One important step is to fortify your body with anti-inflammatory vegetables and fats, which may help to protect you from some of the damage air pollution causes. Notable standouts include:25

  • Omega-3 fats — They’re anti-inflammatory, and in a study of 29 middle-aged people, taking an animal-based omega-3 fat supplement reduced some of the adverse effects to heart health and lipid levels, including triglycerides, that occurred with exposure to air pollution (olive oil did not have the same effect).26
  • Broccoli sprouts — Broccoli-sprout extract was shown to prevent the allergic nasal response that occurs upon exposure to particles in diesel exhaust, such that the researchers suggested broccoli or broccoli sprouts could have a protective effect on air pollution’s role in allergic disease and asthma.27 A broccoli-sprout beverage even enhanced the detoxification of some airborne pollutants among residents of a highly-polluted region of China.28
  • Vitamins C and E — Among children with asthma, antioxidant supplementation including vitamins C and E helped to buffer the impact of ozone exposure on their small airways.29
  • B vitamins A small-scale human trial found high doses of vitamins B6, B9 and B12 in combination completely offset damage caused by very fine particulate matter in air pollution.
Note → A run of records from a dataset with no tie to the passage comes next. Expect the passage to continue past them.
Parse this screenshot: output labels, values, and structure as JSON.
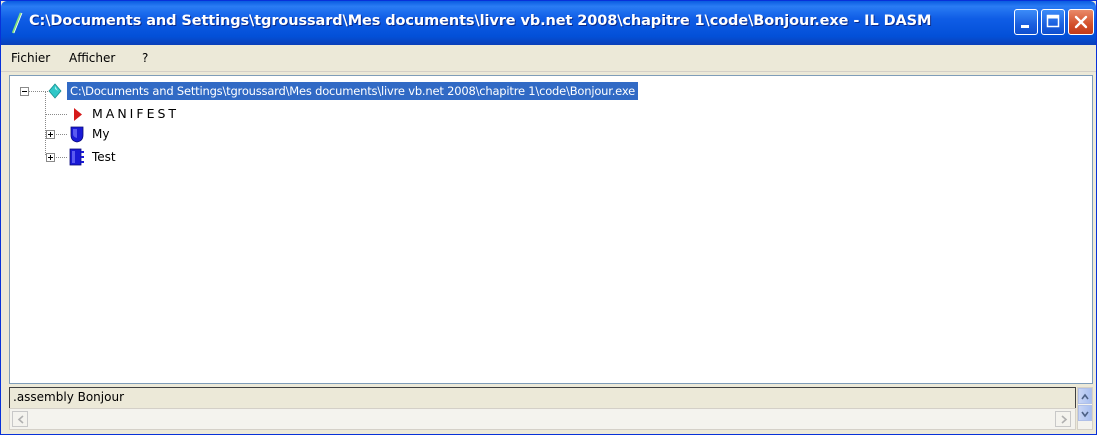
{
  "window": {
    "title": "C:\\Documents and Settings\\tgroussard\\Mes documents\\livre vb.net 2008\\chapitre 1\\code\\Bonjour.exe - IL DASM"
  },
  "menu": {
    "items": [
      "Fichier",
      "Afficher",
      "?"
    ]
  },
  "tree": {
    "root_label": "C:\\Documents and Settings\\tgroussard\\Mes documents\\livre vb.net 2008\\chapitre 1\\code\\Bonjour.exe",
    "children": [
      {
        "label": "MANIFEST",
        "icon": "manifest-arrow-icon"
      },
      {
        "label": "My",
        "icon": "namespace-shield-icon"
      },
      {
        "label": "Test",
        "icon": "class-icon"
      }
    ]
  },
  "info_pane": {
    "text": ".assembly Bonjour"
  },
  "colors": {
    "titlebar": "#0350d8",
    "selection": "#316ac5",
    "manifest_icon": "#d61a1a",
    "type_icon": "#1a1ad6",
    "root_icon": "#2fc7c7"
  }
}
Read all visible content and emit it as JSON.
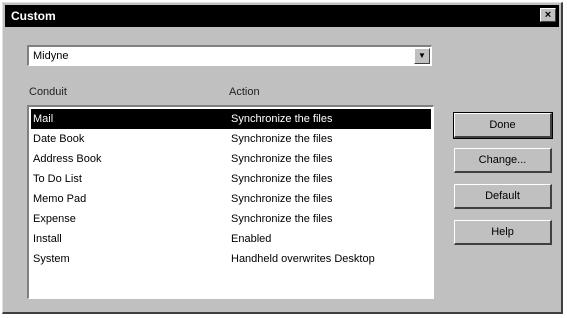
{
  "window": {
    "title": "Custom",
    "close_label": "×"
  },
  "combo": {
    "value": "Midyne"
  },
  "columns": {
    "conduit": "Conduit",
    "action": "Action"
  },
  "rows": [
    {
      "conduit": "Mail",
      "action": "Synchronize the files",
      "selected": true
    },
    {
      "conduit": "Date Book",
      "action": "Synchronize the files"
    },
    {
      "conduit": "Address Book",
      "action": "Synchronize the files"
    },
    {
      "conduit": "To Do List",
      "action": "Synchronize the files"
    },
    {
      "conduit": "Memo Pad",
      "action": "Synchronize the files"
    },
    {
      "conduit": "Expense",
      "action": "Synchronize the files"
    },
    {
      "conduit": "Install",
      "action": "Enabled"
    },
    {
      "conduit": "System",
      "action": "Handheld overwrites Desktop"
    }
  ],
  "buttons": {
    "done": "Done",
    "change": "Change...",
    "default": "Default",
    "help": "Help"
  }
}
Four weeks of high-dose supplementation reduced genetic damage in 10 gene locations by 28% to 76%, protected mitochondrial DNA from the harmful effects of pollution, and even helped repair some of the genetic damage.30

Tending to the quality of your home’s indoor air is also important, since most people spend the majority of their time inside. In fact, not only do Americans spend about 90% of their time indoors, but some pollutants may be two to five times more concentrated indoors than out.31 One commonsense measure is to simply open your windows to let fresh air in.
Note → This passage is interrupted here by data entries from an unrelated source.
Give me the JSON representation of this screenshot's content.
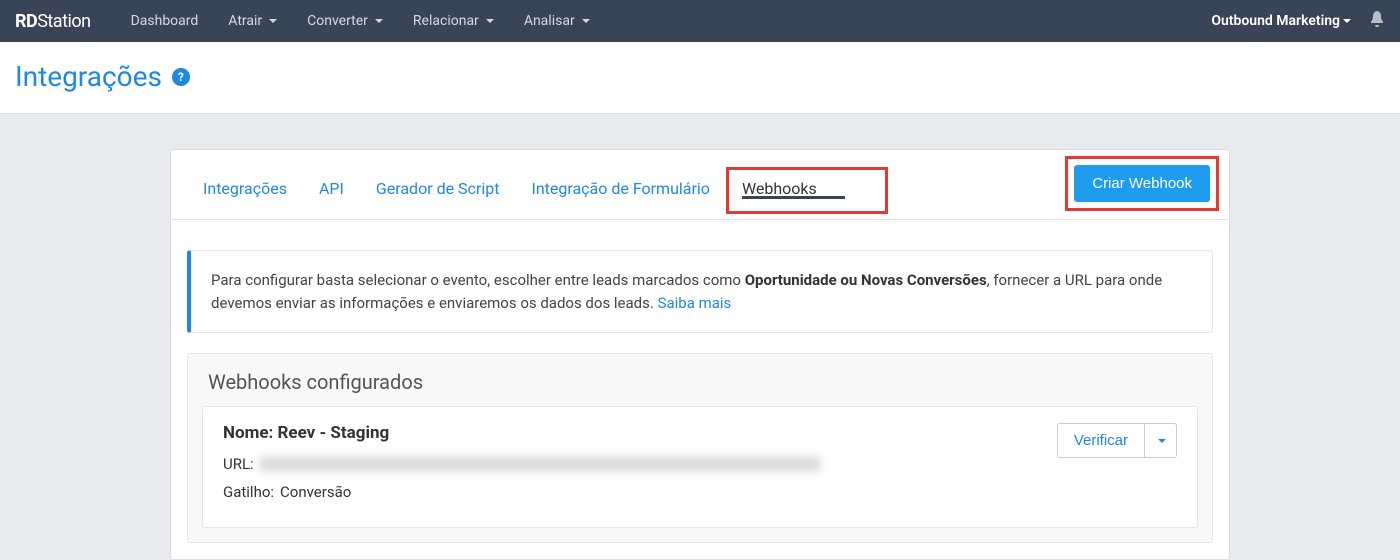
{
  "brand": {
    "bold": "RD",
    "light": "Station"
  },
  "nav": {
    "items": [
      "Dashboard",
      "Atrair",
      "Converter",
      "Relacionar",
      "Analisar"
    ],
    "user": "Outbound Marketing"
  },
  "page": {
    "title": "Integrações"
  },
  "tabs": {
    "items": [
      "Integrações",
      "API",
      "Gerador de Script",
      "Integração de Formulário",
      "Webhooks"
    ],
    "active": "Webhooks",
    "create_button": "Criar Webhook"
  },
  "info": {
    "text_before": "Para configurar basta selecionar o evento, escolher entre leads marcados como ",
    "bold": "Oportunidade ou Novas Conversões",
    "text_after": ", fornecer a URL para onde devemos enviar as informações e enviaremos os dados dos leads. ",
    "link": "Saiba mais"
  },
  "section": {
    "title": "Webhooks configurados",
    "webhooks": [
      {
        "name_label": "Nome: ",
        "name_value": "Reev - Staging",
        "url_label": "URL:",
        "trigger_label": "Gatilho: ",
        "trigger_value": "Conversão",
        "verify_button": "Verificar"
      }
    ]
  }
}
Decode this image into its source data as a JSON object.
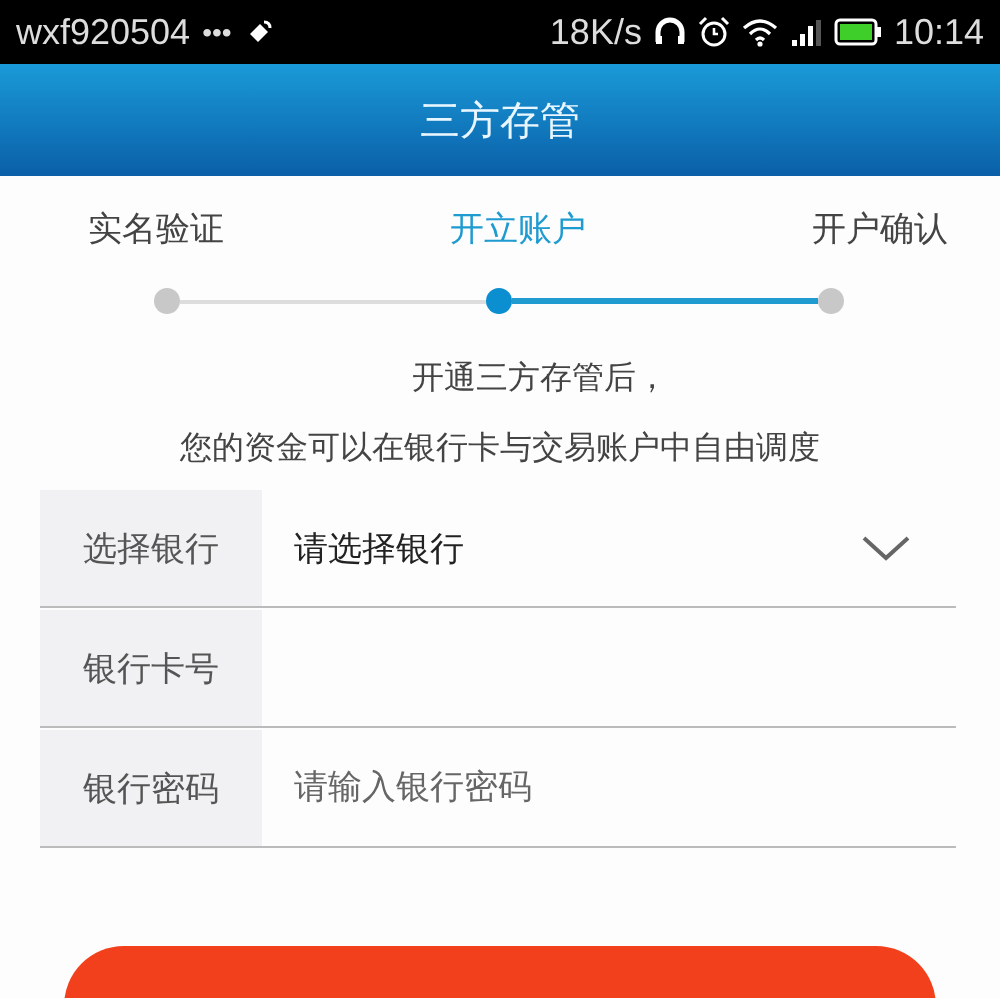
{
  "status_bar": {
    "carrier": "wxf920504",
    "dots": "•••",
    "speed": "18K/s",
    "time": "10:14"
  },
  "window": {
    "title": "三方存管"
  },
  "steps": [
    {
      "label": "实名验证",
      "selected": false
    },
    {
      "label": "开立账户",
      "selected": true
    },
    {
      "label": "开户确认",
      "selected": false
    }
  ],
  "intro": [
    "开通三方存管后，",
    "您的资金可以在银行卡与交易账户中自由调度"
  ],
  "form": [
    {
      "kind": "select",
      "label": "选择银行",
      "value": "请选择银行"
    },
    {
      "kind": "input",
      "label": "银行卡号"
    },
    {
      "kind": "input",
      "label": "银行密码",
      "placeholder": "请输入银行密码"
    }
  ]
}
Installing an attic fan can also help bring fresh air into your home while installing kitchen and bathroom fans that vent to the outside can help remove contaminants from these rooms. The following steps will further help to improve your indoor air quality:

Consider a heat recovery ventilator (HRV) — Since most newer homes are airtight and therefore more energy efficient, air exchange with outdoor air is challenging. Some builders are now installing HRV systems to help prevent condensation and mold growth and improve indoor air quality.32
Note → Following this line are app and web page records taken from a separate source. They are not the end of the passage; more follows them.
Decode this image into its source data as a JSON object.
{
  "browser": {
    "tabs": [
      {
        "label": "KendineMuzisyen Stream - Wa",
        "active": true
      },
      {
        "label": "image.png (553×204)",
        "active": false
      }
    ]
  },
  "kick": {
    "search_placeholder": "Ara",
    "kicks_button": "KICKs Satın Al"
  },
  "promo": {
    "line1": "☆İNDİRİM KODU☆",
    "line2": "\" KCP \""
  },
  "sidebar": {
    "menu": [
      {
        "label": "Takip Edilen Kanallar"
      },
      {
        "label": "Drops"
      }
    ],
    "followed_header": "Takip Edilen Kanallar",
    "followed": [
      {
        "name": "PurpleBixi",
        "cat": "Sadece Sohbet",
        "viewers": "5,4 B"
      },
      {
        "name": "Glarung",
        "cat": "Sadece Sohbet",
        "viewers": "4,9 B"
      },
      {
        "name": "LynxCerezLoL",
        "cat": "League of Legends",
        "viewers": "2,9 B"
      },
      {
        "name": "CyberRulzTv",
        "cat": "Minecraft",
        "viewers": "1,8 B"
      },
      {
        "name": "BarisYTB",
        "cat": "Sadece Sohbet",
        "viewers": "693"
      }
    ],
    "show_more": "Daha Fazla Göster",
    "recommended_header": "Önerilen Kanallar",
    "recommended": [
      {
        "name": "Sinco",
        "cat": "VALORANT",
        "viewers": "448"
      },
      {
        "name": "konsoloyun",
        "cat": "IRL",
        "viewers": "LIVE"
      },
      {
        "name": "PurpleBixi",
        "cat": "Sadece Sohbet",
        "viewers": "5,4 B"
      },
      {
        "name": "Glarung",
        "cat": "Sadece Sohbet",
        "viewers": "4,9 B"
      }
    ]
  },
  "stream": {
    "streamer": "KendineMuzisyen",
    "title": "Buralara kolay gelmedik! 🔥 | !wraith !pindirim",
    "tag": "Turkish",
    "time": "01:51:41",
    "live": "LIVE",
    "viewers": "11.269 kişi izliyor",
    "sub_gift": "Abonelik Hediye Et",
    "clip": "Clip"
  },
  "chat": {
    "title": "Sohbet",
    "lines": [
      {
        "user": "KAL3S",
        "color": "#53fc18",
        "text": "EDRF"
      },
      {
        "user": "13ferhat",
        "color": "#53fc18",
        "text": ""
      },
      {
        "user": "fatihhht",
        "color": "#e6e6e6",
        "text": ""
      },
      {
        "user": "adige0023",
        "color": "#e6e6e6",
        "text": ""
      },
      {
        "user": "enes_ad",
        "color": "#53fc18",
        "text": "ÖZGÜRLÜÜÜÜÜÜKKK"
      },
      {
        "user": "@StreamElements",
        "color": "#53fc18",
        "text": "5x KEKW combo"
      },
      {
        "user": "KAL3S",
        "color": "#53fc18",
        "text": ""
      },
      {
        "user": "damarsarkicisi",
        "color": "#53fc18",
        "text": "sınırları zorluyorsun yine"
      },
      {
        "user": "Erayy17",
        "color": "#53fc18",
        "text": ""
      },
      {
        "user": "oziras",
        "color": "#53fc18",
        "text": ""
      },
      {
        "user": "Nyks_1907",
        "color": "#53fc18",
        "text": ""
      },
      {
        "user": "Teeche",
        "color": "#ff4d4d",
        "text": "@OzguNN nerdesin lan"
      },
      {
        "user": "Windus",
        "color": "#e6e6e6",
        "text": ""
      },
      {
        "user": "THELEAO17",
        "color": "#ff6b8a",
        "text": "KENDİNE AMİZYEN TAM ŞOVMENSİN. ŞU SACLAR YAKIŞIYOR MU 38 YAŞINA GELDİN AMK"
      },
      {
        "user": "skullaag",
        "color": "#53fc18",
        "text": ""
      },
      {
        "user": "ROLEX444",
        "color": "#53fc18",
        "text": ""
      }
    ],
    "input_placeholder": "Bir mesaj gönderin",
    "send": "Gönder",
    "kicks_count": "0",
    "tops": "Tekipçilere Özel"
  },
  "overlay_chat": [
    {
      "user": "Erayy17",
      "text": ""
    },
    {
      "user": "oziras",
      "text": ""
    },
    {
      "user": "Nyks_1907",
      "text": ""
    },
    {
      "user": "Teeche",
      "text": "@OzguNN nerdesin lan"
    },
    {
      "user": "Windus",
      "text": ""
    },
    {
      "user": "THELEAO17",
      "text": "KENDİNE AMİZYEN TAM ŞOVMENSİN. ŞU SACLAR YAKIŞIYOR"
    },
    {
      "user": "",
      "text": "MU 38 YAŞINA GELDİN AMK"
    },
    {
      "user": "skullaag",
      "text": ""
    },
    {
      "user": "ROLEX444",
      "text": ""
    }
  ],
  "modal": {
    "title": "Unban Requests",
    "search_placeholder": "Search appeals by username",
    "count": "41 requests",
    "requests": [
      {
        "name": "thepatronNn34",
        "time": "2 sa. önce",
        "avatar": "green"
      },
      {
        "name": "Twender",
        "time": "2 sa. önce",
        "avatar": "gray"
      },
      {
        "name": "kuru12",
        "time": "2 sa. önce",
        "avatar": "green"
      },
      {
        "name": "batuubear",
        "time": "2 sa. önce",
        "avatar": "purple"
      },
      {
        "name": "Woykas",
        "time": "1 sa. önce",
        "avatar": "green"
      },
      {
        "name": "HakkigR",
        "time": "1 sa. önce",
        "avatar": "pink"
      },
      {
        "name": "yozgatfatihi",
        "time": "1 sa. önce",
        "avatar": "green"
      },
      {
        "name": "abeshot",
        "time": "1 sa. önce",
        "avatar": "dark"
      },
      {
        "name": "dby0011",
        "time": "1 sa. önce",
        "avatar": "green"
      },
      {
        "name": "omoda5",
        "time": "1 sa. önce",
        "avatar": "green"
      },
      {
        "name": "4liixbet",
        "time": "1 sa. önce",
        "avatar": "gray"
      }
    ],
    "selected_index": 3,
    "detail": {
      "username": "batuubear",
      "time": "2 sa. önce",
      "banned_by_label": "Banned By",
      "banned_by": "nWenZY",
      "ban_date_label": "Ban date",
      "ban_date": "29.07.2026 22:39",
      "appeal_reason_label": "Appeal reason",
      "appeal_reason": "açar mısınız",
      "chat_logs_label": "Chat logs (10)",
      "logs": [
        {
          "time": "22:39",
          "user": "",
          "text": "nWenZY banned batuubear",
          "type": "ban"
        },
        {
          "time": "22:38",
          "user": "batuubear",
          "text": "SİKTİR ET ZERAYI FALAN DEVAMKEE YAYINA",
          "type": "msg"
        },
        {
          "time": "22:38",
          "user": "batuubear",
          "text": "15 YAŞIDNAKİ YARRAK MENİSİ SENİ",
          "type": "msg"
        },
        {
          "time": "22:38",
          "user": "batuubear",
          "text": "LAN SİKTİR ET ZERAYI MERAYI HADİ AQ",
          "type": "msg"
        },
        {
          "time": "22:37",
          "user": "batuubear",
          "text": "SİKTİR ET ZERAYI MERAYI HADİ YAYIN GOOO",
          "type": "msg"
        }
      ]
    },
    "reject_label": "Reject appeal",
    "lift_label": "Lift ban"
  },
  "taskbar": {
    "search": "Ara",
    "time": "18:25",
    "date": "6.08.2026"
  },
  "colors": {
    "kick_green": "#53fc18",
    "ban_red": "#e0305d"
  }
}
If you can't afford an HRV, open your windows and run the bathroom and kitchen exhaust fans to vent your indoor air to the outside. You don't have to do this for more than 15 to 20 minutes each day and should do it summer and winter at times when the temperature outside is closest to your indoor temperature.

Service fuel-burning appliances — Poorly maintained natural gas heaters and stoves, furnaces, hot water heaters, space heaters, water softeners and other fuel-burning appliances may leak carbon monoxide and nitrogen dioxide.33

Keep indoor humidity below 50% — Mold grows in damp and humid environments. Use a dehumidifier and air conditioner to keep your humidity under 50%. Keep the units cleaned so they aren't a source of pollution.

Don't smoke indoors — Ask smokers to go outside. Secondhand smoke from cigarettes, pipes and cigars contains over 200 known carcinogenic chemicals, endangering your health.

Don't use scented candles, room fresheners or hazardous cleaning supplies — Candles and air fresheners release dangerous volatile organic compounds (VOCs) into your home. Instead, remove all garbage from your home as often as necessary and keep soiled laundry away from the living areas. Clean with less hazardous supplies, such as white vinegar and baking soda, and add essential oils for a clean scent.34

Test for radon — Radon is a colorless, odorless gas linked to lung cancer. It can be trapped under your home during construction and may leak into your air system over time. Radon testing kits are a quick and cheap way to determine if you are at risk.

Clean air ducts and change filters — The air ducts from your forced air heating and air conditioning units may be a source of pollution in your home. If there is mold growth, a buildup of dust and debris or if the ducts have become home to vermin, it's time to call a professional and have them cleaned. Change your furnace filters every three months or earlier if they appear to be dirty.

+ Sources and References